The poetry of slowly dying: Los Campesinos!
A brief exploration of the band’s sixth album, Sick Scenes.
Of course I’ve listened Romance is Boring. Yes, I have made my way through Hello Sadness and We are Beautiful, We are Doomed. However, the one Los Campesinos! album that I keep coming back to is Sick Scenes. The album, which contains eleven songs, has been the background soundtrack to a very difficult, but rewarding, time in my life. The last year or so has pushed my boundaries, shattered and rebuilt my character, confidence, and beliefs. To me, Sick Scenes is about the rebellion of the quietly resigned. The tones and notes of liberation, and potency, and a David-and-Goliath attitude lace the melancholic, and very much depressing, subject matters of this cathartic musical experience.

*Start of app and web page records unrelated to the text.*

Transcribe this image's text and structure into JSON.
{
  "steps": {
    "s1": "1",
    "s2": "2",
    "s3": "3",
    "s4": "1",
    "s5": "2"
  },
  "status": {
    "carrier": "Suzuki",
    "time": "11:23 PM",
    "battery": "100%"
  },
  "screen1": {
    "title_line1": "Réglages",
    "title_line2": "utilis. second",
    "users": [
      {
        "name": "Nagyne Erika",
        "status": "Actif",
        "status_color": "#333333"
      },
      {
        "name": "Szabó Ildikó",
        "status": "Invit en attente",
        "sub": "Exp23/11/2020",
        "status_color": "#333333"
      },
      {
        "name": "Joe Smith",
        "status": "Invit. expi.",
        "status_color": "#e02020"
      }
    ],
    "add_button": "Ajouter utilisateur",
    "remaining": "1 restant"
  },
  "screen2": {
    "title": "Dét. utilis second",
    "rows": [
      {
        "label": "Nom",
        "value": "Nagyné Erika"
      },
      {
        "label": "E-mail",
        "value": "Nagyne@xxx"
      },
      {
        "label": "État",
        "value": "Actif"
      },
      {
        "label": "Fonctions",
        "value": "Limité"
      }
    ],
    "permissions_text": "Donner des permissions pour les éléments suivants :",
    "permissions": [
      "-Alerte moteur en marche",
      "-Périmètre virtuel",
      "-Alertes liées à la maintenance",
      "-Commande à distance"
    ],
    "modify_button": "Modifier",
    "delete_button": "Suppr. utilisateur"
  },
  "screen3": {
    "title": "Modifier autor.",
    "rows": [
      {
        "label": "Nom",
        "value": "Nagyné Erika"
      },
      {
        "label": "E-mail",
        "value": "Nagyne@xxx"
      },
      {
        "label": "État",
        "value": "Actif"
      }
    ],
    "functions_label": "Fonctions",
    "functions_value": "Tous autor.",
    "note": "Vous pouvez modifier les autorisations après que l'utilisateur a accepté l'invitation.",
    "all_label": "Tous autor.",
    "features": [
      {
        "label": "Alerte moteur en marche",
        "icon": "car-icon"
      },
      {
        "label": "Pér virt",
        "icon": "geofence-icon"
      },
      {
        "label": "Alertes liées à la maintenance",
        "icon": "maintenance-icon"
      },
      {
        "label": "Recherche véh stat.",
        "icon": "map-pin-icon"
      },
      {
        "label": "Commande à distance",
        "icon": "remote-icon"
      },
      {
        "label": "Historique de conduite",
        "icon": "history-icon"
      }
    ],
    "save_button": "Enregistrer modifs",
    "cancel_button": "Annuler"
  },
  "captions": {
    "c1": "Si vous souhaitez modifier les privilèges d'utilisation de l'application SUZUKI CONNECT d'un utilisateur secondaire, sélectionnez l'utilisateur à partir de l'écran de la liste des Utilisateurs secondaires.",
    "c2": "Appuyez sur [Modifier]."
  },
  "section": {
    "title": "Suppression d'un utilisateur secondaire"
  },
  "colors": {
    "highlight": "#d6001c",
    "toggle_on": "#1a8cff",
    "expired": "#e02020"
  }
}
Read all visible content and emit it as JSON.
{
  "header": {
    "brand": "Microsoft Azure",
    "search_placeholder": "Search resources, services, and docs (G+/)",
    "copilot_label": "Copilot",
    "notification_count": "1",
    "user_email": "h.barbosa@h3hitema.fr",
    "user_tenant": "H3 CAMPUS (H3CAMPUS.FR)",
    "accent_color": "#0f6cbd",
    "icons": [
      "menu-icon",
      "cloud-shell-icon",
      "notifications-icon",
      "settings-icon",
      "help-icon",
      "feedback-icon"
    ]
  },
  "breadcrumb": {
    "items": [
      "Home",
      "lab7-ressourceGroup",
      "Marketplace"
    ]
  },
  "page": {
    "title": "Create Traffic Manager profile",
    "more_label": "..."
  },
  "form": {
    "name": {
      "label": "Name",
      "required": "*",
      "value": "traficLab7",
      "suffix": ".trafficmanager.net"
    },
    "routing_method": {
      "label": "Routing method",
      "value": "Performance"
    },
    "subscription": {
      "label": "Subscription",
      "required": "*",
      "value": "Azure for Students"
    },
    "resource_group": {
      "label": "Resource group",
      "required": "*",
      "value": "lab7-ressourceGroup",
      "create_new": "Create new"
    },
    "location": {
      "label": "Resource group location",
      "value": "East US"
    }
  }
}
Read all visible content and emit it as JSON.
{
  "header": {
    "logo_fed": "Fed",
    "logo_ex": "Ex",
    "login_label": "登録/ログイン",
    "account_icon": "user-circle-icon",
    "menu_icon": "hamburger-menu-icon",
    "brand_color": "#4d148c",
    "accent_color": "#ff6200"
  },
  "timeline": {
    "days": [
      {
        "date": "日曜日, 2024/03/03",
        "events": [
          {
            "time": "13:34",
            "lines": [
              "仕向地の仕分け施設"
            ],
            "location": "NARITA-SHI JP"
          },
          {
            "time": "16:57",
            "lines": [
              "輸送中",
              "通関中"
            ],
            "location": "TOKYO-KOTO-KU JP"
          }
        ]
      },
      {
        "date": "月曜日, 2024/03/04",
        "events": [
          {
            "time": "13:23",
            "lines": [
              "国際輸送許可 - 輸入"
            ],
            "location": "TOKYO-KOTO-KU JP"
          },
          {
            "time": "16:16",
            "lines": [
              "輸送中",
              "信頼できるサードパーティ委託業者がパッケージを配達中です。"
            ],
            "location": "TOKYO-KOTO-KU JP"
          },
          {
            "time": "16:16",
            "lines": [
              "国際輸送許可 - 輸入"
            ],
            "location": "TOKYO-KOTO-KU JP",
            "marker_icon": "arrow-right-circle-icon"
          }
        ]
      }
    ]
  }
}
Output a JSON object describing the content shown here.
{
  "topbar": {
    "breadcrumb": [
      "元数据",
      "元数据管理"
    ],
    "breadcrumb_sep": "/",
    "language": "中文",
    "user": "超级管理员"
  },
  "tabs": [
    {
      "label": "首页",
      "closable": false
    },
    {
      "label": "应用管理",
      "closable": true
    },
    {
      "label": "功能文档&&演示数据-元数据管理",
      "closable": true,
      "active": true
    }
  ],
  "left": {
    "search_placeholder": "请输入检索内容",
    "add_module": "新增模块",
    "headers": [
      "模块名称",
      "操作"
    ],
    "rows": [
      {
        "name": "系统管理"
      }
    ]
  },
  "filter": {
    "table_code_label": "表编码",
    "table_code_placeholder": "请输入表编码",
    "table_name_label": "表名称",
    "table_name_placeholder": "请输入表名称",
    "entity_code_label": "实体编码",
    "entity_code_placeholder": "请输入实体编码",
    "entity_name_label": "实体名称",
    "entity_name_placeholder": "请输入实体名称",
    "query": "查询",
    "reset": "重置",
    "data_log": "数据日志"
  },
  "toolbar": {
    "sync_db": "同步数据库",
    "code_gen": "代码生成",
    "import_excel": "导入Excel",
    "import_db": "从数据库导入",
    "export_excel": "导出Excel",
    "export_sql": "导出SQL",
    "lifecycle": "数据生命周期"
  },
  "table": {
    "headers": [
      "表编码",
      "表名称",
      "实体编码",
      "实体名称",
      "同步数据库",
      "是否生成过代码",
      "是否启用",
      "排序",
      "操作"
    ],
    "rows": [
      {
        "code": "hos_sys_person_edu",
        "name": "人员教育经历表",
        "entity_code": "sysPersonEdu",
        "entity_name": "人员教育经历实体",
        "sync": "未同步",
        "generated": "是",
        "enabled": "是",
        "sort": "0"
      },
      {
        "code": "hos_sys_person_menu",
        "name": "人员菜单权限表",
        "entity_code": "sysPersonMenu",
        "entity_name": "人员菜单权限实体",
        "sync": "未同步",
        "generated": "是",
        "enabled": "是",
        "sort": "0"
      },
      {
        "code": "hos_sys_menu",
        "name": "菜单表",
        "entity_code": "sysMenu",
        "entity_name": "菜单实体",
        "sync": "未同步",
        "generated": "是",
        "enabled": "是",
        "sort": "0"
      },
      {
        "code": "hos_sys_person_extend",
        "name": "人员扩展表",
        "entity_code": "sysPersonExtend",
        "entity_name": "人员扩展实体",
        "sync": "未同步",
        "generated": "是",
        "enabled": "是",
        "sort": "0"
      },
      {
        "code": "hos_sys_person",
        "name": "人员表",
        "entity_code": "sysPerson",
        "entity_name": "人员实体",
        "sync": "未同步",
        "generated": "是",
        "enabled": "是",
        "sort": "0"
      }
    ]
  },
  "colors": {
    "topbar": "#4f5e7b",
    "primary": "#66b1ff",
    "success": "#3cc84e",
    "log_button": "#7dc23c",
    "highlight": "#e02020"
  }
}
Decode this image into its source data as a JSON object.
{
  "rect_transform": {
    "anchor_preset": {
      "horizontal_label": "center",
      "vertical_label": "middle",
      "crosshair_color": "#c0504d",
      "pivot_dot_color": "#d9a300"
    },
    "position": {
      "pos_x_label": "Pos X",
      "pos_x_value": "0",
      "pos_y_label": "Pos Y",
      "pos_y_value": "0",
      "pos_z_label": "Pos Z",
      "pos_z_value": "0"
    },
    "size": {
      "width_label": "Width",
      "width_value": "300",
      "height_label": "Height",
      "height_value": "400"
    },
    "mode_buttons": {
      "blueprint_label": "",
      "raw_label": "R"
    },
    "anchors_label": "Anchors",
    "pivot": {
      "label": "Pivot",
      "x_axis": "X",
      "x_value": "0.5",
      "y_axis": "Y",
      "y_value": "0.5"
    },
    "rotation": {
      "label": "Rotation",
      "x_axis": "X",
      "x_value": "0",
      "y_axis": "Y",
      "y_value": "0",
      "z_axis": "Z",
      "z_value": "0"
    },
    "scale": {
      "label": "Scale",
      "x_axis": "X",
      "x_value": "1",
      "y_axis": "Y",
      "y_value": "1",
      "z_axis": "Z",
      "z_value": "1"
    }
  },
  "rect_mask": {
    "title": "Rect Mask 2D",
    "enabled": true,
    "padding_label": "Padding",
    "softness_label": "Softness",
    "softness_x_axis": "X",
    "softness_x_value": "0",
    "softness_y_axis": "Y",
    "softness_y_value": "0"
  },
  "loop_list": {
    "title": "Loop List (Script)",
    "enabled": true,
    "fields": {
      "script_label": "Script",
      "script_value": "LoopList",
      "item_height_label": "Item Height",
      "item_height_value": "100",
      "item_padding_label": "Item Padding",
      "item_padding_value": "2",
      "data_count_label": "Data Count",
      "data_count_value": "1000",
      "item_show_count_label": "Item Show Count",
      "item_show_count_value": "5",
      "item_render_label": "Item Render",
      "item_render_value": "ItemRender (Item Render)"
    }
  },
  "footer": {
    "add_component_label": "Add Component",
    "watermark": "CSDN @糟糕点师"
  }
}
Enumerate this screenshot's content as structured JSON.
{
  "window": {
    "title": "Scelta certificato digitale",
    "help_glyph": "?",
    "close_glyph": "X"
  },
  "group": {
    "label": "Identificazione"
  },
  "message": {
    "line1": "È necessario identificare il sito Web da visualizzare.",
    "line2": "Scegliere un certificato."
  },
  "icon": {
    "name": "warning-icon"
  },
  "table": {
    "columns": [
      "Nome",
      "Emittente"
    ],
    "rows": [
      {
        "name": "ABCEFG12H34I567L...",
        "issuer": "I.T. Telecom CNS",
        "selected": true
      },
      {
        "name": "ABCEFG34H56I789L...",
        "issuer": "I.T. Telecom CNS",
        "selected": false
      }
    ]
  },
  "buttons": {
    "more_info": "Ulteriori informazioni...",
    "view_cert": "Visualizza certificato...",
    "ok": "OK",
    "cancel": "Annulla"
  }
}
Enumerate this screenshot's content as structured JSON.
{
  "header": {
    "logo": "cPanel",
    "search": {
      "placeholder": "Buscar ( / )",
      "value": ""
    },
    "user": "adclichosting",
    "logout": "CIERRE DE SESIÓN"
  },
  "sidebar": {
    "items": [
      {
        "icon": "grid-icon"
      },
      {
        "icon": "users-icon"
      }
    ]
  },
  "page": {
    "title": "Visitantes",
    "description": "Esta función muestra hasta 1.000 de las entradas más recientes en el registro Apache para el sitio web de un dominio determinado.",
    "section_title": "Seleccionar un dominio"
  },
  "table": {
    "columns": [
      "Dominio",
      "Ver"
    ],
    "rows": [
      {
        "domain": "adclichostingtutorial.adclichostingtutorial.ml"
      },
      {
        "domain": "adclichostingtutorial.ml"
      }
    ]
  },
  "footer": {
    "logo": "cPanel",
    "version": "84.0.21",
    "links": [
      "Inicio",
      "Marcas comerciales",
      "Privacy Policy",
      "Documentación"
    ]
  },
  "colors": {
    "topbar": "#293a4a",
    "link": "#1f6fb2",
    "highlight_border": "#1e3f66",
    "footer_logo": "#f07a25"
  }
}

Sick Scenes is, in fact, about our “pissed-up pariah[s].” The opening song, Renato Dall’Ara, is actually a very good microcosm representative of the rest of the album. The upbeat and relentless beat of the song drives home a seemingly contradictory feeling of optimism and dynamism that contrasts against the really quite depressing and gritty social and political commentary:
Daddy came out of retirement
He took a hobby as a PCSO
Let me level this as an indictment
Only a part-time grass, but a full-time asshole
The world of Los Campesinos! is, in their own words, a world of budget cuts to primary schools, family deaths, and fascist revivals. And yet, despite the reality material need; of economic disparity and destitution:
The rise of rent, the fall of home
Left your home town for somewhere new
Don’t be surprised now it’s leaving you
Despite romantic misfortunes and the significant and taxing strains and toils of love:
When all is spent and all is lost
When all is said and done
And all we got’s the need to breed before we rot
Despite all of this, and much more– such as drug and alcohol abuse or depression and medication in songs such as Five Flucloxacilin, or the dreadful business of provincial and federal politics in a track such as a A slow, slow death– Los Campesinos! never lose their optimistic or defiant streak. There is a humor that persists through most of the songs. A socialist reading Marx next to a private pool; the lament of wet hair at the sight of a guillotine; the ridiculous and wonderful insistence on doing the same thing time and time again whilst expecting the results to change– without ever appearing detached, Los Campesinos! tackle immensely personal, destabilizing, and intense subject matters through a biting irony that translates into upbeat and ridiculously catchy instrumentals.
Of all the songs of Sick Scenes, the track For Whom the Belly Tolls captures their synthesis of optimism and suffering the best. The crashing electronic sounds and live instruments seem to deceive us– putting up false expectations of light-hardheartedness against the reality of a song that is about futile struggle– at the beginning of the track. However, it is evident that the sound and the subject matter have melted into a new and uniquely Los Campesinos! point of view. This is to say, that of the lively, ironic, and funny, yet mournful and unapologetic, rebellion.
It’s 7:20, Monday morning
I look to the man with no suit for a warning
If open to reason/collusion
May the way that I go be regrettable, gruesome..
The lines between what is reasonable and what is corrupt have been blurred. And, the defiant acceptance of the guillotine is immediately subverted by an ambivalent comment muttered moments before the execution:
…In exchange for one thing: “I beg do not take me today”
Babbling, “Please, let me stay”
Is the remark ironic or sarcastic? Are we to take the line as an admittance of defeat and a last ditch attempt at salvation, or as a mocking utterance slung against the executioner and the immovable forces that the guillotine symbolizes? I believe Los Campesinos! would say: both.